With the expiration of certain patents, one might expect to see more competition in the 3D print world, and that’s certainly the case.
There are new startups, and older companies jumping into the 3D printing market. And there are well-established overseas companies now moving into Western markets.
One of them is Shanghai-based UnionTech, who produce a line of well-established industrial 3D printers using resin technologies. They’ve been making these machines since 2003, so they are certainly mature.
Recently they’ve begun to market in the USA through a subsidiary and RP Sales America, and their sister company, RP Support for servicing needs.
We had a close look at one of their machines, the RSPro 600, a large-format SLA 3D printer that can produce finely detailed plastic parts.
In fact, the company produce a line of four different units: three version of the RSPro in different sizes, and another unit, the EvoDent DLP 3D printer, specifically for the dental market. Prices range from USD$130K to USD$258K for the largest option, the RSPro 800. The RSPro 450 and 600 go for USD$176K and USD$205K respectively.
The RSPro 600 we examined has a build volume, of, you guessed it, 600 x 600 x 500mm, a tremendous size for an SLA 3D printer. Even though the machine is capable of printing larger objects, it can still achieve high resolution on prints.
The company says its accuracy of the 450 and 600 models is 0.1mm, whereas it’s a bit larger on the 800 model.
All machines are “open materials”, meaning you can use any 355nm third party resin in them, although you may have to experiment with settings to achieve optimum prints quality. This can be done through the company’s software, which conveniently offers “Easy” or “Advanced” settings options.

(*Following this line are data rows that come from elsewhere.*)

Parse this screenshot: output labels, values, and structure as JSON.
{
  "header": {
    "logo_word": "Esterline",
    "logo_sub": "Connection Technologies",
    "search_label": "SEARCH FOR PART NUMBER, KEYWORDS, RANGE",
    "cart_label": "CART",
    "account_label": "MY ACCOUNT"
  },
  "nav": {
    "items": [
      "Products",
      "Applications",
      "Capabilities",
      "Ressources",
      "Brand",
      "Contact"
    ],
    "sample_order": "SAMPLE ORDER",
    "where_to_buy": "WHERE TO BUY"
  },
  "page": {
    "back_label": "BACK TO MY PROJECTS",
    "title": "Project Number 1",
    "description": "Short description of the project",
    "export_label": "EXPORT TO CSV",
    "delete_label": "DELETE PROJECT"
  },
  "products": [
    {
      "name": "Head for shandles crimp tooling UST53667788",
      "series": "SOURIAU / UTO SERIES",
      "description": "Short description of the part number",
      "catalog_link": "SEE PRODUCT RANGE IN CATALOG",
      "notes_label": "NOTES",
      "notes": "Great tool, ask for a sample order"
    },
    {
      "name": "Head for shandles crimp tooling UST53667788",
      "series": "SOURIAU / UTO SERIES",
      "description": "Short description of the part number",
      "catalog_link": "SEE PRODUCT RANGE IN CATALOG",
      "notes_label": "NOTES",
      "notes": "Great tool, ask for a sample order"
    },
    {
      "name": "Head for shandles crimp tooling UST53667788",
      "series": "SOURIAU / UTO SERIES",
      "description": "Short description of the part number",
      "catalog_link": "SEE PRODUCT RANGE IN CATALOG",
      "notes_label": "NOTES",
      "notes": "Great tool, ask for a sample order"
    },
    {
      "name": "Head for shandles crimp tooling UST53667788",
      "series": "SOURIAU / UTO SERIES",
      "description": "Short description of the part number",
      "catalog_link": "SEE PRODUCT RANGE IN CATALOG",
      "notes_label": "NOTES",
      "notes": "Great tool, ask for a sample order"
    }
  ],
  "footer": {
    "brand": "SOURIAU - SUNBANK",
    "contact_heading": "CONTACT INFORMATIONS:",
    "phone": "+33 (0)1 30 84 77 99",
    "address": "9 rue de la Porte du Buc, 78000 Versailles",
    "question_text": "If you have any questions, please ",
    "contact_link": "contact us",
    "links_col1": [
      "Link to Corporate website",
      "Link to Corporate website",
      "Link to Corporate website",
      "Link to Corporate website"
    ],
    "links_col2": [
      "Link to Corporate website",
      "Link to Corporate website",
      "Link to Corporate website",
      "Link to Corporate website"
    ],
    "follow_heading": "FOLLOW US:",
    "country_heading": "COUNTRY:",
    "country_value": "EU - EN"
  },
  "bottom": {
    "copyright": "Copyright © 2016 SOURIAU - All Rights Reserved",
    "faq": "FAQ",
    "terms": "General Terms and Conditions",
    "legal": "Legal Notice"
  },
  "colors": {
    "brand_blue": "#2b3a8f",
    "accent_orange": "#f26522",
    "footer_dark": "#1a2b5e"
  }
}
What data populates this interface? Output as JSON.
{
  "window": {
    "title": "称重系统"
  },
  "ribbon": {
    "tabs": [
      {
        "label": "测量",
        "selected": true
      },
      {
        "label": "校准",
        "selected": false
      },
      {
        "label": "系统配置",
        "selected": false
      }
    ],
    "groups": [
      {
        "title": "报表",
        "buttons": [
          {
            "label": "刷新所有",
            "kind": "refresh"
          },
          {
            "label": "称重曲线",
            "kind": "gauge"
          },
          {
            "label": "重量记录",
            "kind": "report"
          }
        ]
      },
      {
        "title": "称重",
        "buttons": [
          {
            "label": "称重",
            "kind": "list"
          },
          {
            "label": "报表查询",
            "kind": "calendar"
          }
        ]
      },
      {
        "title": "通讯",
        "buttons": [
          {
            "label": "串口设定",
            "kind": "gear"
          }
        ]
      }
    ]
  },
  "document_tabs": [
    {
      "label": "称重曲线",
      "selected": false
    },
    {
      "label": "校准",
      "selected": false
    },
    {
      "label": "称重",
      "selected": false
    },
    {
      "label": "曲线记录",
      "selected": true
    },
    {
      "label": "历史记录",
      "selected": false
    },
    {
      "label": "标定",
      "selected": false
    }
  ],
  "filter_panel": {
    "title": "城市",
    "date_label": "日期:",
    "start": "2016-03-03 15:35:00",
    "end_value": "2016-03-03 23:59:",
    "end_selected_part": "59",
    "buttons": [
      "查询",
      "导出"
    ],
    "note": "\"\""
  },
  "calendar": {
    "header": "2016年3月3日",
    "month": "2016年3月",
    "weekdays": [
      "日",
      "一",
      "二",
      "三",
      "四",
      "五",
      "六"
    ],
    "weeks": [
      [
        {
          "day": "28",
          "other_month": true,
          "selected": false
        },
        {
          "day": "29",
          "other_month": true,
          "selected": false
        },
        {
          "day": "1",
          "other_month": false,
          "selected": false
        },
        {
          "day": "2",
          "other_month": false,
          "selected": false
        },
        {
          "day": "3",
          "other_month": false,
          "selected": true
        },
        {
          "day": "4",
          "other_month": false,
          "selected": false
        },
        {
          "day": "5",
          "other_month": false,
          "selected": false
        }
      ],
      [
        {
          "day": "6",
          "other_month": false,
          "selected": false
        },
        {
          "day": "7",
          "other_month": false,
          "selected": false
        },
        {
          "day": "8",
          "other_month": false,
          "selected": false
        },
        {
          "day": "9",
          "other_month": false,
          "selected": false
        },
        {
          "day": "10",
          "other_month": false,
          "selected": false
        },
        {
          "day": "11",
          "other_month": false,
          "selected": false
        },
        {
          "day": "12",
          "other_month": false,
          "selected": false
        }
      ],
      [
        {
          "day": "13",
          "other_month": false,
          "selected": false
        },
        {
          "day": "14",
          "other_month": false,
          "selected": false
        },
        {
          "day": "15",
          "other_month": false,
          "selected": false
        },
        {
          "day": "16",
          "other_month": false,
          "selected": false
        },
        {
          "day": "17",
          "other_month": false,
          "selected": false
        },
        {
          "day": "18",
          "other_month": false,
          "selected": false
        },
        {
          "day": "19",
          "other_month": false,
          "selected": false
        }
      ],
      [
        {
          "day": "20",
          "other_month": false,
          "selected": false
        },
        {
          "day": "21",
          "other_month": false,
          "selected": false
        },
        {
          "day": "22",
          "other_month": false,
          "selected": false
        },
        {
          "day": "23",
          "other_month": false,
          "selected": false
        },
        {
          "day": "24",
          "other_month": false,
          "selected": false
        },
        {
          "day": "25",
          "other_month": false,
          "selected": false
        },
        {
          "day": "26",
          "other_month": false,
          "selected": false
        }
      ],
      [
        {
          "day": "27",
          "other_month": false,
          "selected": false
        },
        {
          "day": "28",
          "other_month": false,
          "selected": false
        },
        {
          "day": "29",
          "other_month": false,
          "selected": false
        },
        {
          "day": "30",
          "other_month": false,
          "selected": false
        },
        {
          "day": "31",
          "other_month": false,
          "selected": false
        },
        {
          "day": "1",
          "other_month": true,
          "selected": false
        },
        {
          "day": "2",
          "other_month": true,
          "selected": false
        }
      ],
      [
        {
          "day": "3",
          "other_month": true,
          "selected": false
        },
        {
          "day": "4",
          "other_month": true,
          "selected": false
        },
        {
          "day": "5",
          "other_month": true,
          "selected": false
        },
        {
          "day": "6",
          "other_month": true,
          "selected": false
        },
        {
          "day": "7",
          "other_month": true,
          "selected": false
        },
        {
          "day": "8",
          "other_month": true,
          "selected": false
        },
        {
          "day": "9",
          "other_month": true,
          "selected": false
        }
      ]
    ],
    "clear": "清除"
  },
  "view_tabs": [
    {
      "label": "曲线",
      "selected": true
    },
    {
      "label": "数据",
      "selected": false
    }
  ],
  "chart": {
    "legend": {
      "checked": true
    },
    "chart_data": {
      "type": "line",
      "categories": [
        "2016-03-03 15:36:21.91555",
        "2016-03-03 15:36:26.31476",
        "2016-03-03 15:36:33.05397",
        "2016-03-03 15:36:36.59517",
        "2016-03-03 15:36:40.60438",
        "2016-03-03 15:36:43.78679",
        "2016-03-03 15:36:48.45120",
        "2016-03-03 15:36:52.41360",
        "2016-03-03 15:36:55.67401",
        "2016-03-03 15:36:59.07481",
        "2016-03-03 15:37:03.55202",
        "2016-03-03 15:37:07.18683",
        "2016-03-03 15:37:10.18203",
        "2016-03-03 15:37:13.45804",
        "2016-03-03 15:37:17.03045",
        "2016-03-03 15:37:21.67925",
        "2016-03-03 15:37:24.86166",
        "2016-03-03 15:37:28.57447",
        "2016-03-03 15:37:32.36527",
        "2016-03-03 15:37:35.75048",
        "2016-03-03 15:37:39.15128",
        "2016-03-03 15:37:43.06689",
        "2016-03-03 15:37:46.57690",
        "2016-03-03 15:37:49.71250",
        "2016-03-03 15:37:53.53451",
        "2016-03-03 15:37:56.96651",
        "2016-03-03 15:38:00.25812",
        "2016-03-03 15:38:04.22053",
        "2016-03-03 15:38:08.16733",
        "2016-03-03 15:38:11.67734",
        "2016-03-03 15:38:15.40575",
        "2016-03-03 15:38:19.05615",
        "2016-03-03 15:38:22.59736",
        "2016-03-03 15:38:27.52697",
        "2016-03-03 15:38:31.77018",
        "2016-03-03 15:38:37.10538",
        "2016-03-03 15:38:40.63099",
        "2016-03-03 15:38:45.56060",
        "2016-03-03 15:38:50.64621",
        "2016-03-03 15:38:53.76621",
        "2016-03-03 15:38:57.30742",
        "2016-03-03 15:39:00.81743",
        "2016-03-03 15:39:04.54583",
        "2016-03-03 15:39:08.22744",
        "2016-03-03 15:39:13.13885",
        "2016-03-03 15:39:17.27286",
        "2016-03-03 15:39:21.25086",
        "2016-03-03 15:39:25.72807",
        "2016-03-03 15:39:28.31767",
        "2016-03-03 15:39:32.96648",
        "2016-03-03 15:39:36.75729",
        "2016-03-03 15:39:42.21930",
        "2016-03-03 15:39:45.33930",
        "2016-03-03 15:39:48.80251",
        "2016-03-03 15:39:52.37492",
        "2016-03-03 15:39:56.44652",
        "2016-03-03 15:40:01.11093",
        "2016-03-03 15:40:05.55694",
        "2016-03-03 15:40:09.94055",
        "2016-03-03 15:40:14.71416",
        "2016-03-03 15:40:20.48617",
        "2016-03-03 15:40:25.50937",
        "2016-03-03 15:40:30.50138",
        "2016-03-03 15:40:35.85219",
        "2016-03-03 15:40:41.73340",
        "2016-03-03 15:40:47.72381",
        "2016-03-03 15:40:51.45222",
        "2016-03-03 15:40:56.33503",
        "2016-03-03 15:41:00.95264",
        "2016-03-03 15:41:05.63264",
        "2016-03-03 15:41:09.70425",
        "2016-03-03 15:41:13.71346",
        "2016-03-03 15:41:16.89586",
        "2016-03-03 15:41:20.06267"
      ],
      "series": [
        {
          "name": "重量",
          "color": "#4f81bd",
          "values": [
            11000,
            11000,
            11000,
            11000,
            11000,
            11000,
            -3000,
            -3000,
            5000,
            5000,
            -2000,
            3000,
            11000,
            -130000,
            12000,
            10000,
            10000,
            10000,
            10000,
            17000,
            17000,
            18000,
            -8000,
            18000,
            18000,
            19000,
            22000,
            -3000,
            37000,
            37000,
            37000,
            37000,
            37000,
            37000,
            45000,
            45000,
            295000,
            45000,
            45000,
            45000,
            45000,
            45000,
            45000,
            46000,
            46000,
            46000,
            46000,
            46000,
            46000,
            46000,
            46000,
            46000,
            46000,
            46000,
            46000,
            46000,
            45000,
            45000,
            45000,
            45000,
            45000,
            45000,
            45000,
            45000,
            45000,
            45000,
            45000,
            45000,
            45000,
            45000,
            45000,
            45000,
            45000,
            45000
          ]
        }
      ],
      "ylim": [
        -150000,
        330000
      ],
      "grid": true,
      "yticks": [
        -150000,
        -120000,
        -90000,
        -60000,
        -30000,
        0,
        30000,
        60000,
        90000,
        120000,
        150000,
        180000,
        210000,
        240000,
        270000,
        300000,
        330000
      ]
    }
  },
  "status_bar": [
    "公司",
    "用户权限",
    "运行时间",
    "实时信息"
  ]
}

One interesting feature was the build plate, seen here from the rear of the machine. It’s actually a gigantic slab of granite, which can provide extreme stability and flatness. It’s definitely not going to warp!
The RSPro series also includes an automatic pump to provide resin refill in addition to the usual manual method. This means the machines can operate longer - and build larger parts - in unattended mode.
All machines come with one year of warranty service, and after that I presume you’d pay the standard 10-20% of original cost as annual maintenance.
Another interesting use I was shown was the ability to 3D print what they call “tetralattice”. These are positive molds used for casting. You’d immerse these in a casting material and then burn them out to form very large molds suitable for metal casting.
The idea here is that the lattice is a more efficient way to 3D print a mold than simply printing a “normal” positive object, as is commonly done elsewhere. A good idea!
One trick that UnionTech is working on (as are a few select others) is the idea of plating their plastic prints with metal. Here we see a small object that’s been plated, and it’s quite strong - one of our staff stood on this without it breaking underneath.
But when you add all this together, I think the picture that’s painted is one of financial economy. You can get savings in three ways with these machines:
- The machine cost itself is highly competitive with established brands
- Third party materials can be used for ongoing operational savings
- Unattended mode reduces operational labor cost
It seems that if you’re in the market for a large-format SLA 3D printer, UnionTech could be a good option to investigate.